Signing up for Medicare
In most cases, you have several ways to sign up for Original Medicare benefits.
- Apply on the Social Security website. www.ssa.gov
- Visit your local Social Security office-NOTE this has not been an option for many months now, SSA has eliminated face to face meetings.
- Call Social Security at 1-800-772-1213 (TTY: 1-800-325-0778)
- If you worked for a railroad, call the Railroad Retirement Board at 1-877-772-5772
- Complete an Application for Enrollment in Part B (CMS-40B)– If you have had an Employer Group Plan since the month of your 65th birthday.
What Is a Medicare Initial Enrollment Period (IEP)?

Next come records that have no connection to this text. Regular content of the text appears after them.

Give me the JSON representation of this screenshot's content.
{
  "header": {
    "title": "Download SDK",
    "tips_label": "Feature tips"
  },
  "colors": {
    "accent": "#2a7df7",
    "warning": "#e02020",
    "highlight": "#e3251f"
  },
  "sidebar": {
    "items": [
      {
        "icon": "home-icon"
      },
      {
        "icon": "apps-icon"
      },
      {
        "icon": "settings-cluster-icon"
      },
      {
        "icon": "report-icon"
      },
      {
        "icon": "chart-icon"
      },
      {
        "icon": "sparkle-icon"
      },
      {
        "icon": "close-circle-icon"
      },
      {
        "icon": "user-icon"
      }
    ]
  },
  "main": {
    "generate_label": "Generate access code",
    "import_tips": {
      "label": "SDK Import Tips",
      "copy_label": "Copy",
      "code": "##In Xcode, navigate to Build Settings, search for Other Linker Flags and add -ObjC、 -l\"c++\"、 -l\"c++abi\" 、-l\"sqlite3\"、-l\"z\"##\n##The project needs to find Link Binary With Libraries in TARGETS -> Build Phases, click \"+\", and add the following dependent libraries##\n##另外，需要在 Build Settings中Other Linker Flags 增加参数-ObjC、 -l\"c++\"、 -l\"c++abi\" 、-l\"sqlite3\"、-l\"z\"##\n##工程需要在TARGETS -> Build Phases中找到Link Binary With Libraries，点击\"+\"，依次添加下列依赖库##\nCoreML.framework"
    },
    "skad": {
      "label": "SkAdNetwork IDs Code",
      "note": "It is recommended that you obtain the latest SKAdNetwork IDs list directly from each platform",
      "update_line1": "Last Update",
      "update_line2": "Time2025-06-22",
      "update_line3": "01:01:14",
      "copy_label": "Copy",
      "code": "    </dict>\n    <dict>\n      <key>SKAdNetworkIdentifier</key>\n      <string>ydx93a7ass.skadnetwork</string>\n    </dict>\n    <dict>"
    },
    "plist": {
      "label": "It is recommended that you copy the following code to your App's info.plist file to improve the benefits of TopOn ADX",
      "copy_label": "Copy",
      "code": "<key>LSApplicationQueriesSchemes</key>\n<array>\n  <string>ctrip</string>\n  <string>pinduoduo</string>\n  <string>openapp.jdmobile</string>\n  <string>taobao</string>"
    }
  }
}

You can sign up for Medicare during your seven-month Initial Enrollment Period (IEP), which begins three months before you turn 65, includes your birth month and continues for another three months.
If you’ve turned 65 or within your IEP and are already receiving Social Security benefits, the Social Security Administration will notify you if you’ve been automatically enrolled in Original Medicare.
Original Medicare Part A and Part B
If you’re 65 years or older and are a citizen or permanent resident of the U.S., you’re likely eligible for premium-free Medicare Part A (hospital insurance), assuming that you paid enough Medicare taxes (10 years’ worth) while working.
Medicare Part B (medical insurance) requires paying a premium, and you therefore have the option to decline coverage. However, if you decide later that you do want Medicare Part B, you may have to pay a penalty for as long as you have it.
You may also be eligible to sign up during a Special Enrollment Period if you are eligible.
If you don’t sign up during your Initial Enrollment Period and don’t qualify for special enrollment, you can sign up for either Medicare Part A or Part B during a General Enrollment Period, which runs each year from January 1 to March 31.
Keep in mind your coverage won’t begin until July 1 of that year, and you may be subject to late enrollment penalties if you wait too long.